* _WHAT YOU ARE ASKED TO DO_
A single number is the answer here: the count of lines in the records below in which the word "badge" appears.
RECORDS FOR THIS TASK section start
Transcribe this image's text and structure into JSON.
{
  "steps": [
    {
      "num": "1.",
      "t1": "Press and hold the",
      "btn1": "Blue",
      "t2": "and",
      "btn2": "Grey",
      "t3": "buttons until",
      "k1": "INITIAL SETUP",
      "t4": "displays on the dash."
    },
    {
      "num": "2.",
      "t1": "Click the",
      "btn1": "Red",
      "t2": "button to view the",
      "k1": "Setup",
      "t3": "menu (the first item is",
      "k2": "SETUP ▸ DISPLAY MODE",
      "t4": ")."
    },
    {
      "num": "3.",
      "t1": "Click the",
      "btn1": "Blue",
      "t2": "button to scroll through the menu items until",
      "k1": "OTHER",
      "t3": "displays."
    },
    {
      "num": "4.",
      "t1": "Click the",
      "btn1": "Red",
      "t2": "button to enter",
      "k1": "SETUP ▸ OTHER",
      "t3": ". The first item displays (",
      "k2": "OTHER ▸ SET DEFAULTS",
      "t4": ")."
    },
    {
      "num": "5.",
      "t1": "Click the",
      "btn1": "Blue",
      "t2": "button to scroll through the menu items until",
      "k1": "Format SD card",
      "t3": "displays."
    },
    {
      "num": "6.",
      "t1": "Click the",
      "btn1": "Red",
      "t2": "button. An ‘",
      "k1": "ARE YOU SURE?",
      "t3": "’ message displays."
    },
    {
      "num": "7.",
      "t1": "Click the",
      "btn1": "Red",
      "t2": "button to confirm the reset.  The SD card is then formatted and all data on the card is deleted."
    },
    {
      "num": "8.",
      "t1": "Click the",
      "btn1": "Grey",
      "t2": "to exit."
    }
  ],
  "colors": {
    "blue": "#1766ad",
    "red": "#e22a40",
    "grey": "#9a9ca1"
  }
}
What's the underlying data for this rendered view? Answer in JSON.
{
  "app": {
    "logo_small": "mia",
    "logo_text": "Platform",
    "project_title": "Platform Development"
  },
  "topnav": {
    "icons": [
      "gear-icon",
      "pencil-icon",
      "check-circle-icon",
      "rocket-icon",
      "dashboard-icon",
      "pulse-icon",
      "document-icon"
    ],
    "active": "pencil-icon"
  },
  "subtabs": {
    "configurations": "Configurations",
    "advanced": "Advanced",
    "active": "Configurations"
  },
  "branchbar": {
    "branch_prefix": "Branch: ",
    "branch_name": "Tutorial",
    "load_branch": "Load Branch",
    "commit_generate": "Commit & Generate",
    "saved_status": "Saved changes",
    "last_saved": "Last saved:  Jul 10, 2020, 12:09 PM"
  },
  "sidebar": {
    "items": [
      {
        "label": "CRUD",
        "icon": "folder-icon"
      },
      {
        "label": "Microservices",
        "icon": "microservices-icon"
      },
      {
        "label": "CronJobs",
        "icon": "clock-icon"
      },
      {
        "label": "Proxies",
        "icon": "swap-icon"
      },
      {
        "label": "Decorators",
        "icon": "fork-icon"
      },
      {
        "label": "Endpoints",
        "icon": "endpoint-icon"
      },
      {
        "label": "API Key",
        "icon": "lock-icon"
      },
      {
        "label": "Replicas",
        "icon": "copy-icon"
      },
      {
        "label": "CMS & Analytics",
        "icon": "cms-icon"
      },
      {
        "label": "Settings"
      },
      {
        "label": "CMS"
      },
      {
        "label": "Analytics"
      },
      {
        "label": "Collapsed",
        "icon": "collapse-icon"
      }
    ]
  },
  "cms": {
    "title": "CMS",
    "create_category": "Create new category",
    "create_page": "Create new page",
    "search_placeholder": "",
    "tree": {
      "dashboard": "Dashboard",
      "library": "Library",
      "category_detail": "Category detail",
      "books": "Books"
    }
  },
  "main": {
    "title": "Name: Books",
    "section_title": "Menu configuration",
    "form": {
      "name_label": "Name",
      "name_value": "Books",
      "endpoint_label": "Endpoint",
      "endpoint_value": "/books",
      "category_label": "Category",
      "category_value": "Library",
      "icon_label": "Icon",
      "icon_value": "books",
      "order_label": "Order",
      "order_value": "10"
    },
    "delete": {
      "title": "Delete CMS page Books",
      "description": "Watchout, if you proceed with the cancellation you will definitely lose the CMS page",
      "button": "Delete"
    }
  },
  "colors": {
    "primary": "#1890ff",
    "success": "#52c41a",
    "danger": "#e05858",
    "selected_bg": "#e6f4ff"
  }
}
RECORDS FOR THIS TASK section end
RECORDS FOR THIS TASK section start
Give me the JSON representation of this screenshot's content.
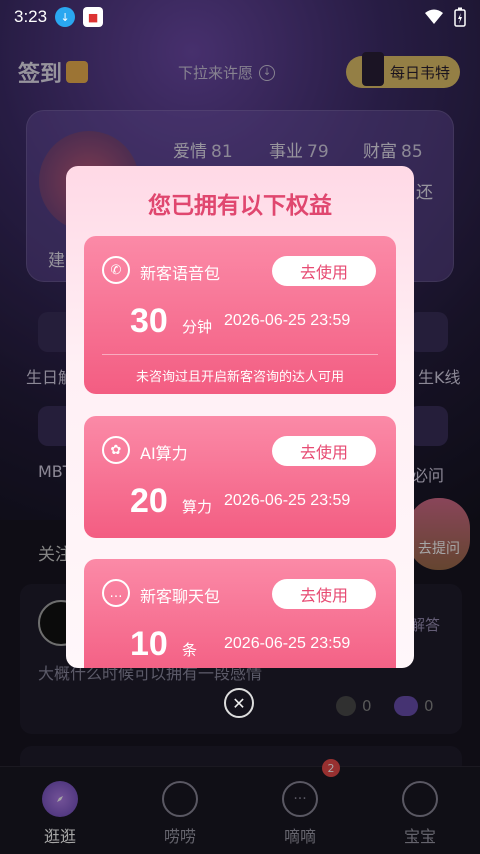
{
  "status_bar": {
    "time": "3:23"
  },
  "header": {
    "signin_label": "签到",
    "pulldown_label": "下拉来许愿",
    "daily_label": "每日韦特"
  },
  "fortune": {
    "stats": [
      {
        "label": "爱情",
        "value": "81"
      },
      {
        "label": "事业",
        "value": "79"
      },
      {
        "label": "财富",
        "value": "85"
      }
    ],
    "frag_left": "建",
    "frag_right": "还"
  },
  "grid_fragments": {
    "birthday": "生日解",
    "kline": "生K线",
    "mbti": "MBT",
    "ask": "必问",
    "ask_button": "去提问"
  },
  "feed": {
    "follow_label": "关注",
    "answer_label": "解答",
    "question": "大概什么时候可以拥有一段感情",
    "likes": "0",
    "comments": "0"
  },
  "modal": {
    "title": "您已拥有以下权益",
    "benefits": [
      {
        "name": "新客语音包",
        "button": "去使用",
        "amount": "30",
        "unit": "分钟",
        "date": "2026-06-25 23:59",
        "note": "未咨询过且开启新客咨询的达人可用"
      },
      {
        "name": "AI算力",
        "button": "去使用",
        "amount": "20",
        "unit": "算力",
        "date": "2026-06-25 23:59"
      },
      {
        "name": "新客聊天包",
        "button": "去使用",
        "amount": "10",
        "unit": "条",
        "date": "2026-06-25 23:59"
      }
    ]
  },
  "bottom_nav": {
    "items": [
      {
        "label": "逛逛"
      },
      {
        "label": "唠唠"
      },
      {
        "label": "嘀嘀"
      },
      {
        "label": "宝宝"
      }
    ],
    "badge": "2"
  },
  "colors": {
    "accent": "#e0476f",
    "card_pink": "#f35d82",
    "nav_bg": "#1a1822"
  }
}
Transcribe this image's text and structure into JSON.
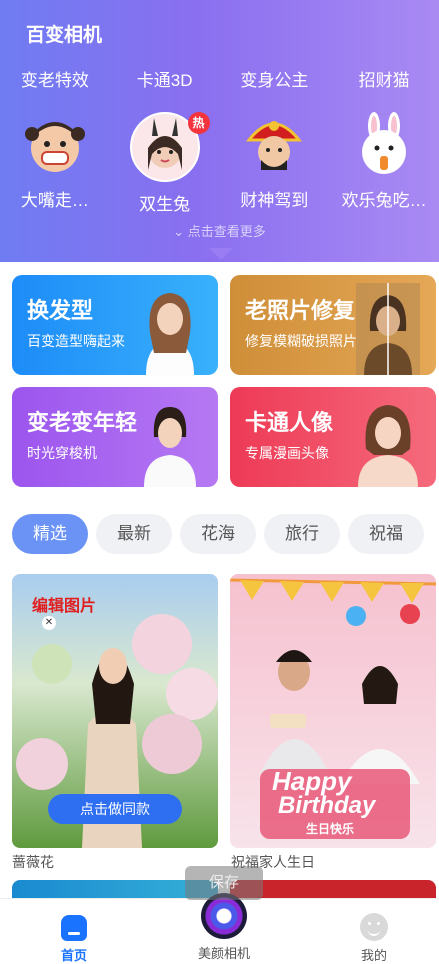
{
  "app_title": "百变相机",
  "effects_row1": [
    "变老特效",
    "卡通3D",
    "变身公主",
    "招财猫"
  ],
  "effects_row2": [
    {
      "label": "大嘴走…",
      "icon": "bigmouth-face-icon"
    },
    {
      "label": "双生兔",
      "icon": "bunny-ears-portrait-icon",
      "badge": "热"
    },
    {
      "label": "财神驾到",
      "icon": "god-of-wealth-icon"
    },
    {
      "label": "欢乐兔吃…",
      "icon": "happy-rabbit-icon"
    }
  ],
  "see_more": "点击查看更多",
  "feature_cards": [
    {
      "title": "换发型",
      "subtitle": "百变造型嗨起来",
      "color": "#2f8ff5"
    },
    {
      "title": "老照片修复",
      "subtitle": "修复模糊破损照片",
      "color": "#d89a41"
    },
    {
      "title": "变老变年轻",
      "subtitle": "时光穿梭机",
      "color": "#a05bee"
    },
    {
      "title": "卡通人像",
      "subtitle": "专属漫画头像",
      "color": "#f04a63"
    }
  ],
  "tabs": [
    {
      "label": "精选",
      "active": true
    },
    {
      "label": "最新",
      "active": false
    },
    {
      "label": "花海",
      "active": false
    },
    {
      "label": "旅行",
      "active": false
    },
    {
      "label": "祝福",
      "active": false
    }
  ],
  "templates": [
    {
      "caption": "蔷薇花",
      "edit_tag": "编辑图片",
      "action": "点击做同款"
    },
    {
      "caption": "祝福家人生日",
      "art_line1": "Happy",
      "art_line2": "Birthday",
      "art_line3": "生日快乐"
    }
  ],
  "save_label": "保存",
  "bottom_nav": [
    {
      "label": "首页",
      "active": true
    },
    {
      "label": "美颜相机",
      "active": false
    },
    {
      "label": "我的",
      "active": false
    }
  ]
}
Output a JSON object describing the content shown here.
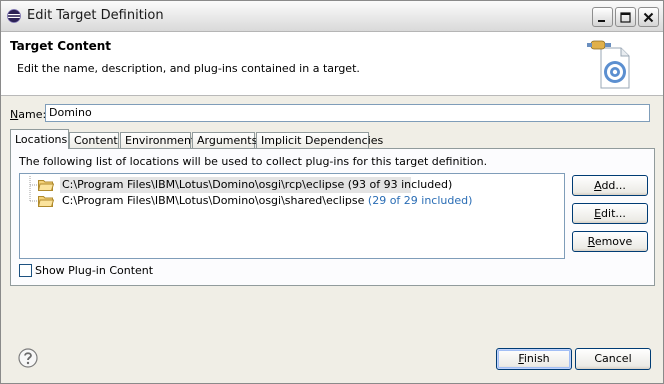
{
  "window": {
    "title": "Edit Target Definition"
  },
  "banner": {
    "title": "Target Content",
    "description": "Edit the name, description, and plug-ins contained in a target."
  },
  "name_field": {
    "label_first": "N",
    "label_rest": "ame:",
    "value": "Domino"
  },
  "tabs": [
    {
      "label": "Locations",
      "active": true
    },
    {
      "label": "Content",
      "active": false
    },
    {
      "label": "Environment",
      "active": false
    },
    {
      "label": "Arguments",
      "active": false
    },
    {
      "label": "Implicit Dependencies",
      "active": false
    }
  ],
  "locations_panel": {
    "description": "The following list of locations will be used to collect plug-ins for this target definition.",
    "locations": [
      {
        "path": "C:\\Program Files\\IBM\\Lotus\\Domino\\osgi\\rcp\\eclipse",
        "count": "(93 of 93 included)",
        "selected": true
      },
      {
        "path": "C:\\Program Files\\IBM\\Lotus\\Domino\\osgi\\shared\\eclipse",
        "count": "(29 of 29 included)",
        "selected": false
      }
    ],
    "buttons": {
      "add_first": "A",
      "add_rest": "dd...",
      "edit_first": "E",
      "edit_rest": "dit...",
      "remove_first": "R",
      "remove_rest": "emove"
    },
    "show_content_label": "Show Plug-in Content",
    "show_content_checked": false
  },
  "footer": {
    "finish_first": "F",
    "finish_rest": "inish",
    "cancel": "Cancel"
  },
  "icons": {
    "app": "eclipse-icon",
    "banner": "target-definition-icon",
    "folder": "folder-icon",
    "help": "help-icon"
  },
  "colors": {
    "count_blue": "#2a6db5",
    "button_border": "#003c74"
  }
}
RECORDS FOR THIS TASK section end
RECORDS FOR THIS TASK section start
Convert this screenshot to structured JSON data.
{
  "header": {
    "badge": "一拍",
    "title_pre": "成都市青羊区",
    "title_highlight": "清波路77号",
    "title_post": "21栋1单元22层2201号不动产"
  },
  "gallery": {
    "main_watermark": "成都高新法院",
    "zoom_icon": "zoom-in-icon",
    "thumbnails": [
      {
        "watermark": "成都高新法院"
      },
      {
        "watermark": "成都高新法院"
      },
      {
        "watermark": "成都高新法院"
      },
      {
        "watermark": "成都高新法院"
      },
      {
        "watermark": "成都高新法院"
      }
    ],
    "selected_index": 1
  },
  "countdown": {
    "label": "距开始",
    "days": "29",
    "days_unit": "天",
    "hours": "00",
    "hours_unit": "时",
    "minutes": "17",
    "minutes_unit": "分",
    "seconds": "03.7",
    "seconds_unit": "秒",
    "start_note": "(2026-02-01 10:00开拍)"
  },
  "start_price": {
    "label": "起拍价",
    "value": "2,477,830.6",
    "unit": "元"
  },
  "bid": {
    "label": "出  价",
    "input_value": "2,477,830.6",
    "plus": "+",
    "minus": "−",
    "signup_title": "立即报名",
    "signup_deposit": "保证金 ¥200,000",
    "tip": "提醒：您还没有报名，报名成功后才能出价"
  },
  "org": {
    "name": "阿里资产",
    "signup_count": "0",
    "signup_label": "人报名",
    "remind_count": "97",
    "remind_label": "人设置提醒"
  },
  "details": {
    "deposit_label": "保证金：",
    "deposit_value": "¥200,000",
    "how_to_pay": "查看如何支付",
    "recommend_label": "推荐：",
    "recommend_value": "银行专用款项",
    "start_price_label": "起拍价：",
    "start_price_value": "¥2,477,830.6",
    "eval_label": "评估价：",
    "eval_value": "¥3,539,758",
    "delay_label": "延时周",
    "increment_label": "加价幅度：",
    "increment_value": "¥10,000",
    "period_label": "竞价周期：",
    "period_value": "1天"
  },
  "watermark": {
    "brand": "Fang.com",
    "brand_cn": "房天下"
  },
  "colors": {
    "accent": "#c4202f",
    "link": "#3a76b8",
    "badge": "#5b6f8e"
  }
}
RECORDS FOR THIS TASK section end
* _OUTPUT FOR THIS EXERCISE_
4